Work item: Each line of the material below is to be checked for "боту"; the number of matching lines is the only output expected.

Raw data:

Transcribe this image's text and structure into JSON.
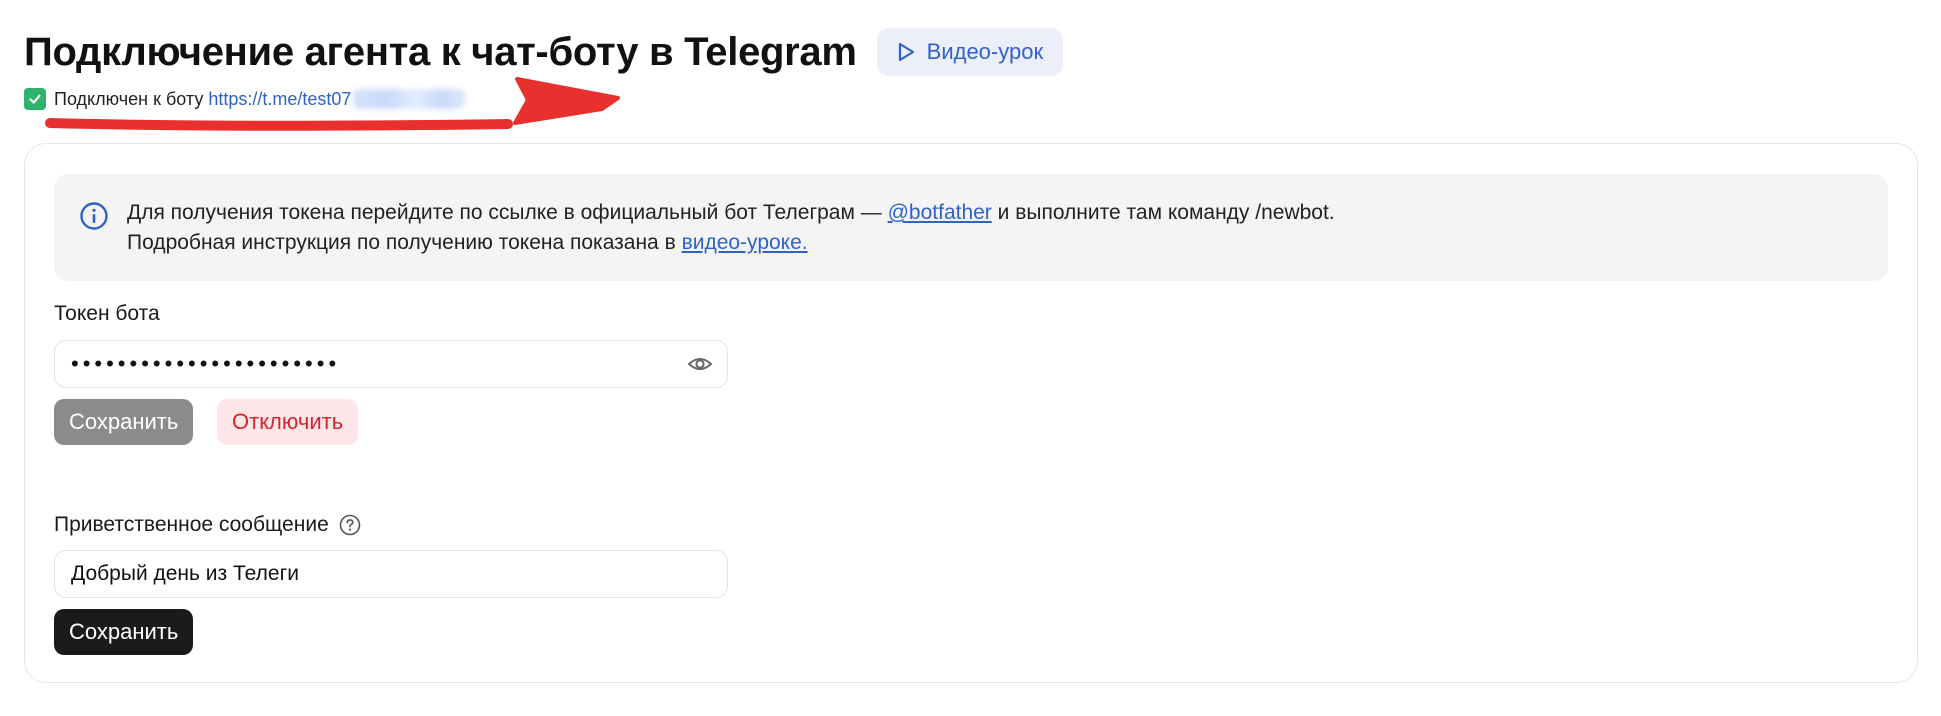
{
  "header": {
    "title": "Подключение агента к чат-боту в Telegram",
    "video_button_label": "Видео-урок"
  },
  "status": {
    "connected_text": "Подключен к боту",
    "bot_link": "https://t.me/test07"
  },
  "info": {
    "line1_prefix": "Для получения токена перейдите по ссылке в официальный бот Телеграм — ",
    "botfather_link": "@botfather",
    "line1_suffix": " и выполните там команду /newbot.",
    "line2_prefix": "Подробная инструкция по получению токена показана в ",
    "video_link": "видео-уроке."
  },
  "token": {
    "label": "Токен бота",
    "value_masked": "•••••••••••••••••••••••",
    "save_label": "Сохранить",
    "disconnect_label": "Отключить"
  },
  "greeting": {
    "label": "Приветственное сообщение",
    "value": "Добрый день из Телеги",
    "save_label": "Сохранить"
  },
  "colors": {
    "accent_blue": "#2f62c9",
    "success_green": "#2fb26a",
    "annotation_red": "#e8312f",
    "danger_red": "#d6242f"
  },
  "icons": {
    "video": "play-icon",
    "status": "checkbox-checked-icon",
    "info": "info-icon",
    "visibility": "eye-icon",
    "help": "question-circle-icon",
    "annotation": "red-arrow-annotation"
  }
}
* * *
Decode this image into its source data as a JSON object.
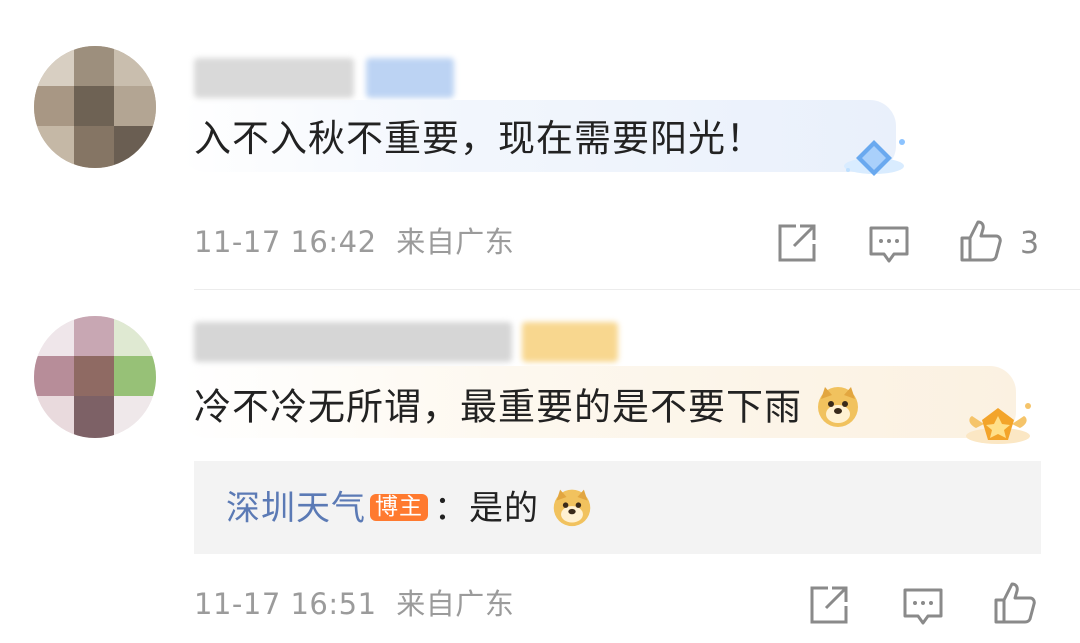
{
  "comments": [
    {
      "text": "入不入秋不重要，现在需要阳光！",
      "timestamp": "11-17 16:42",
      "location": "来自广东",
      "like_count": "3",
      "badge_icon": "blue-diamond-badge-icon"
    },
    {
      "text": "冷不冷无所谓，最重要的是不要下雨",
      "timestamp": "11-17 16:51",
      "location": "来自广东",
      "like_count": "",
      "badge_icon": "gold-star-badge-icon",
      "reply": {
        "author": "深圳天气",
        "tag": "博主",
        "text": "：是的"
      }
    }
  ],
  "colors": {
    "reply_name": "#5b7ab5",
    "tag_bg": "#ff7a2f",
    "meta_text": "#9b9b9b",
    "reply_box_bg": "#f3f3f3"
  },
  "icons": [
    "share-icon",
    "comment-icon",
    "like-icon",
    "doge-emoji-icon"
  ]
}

Output: 2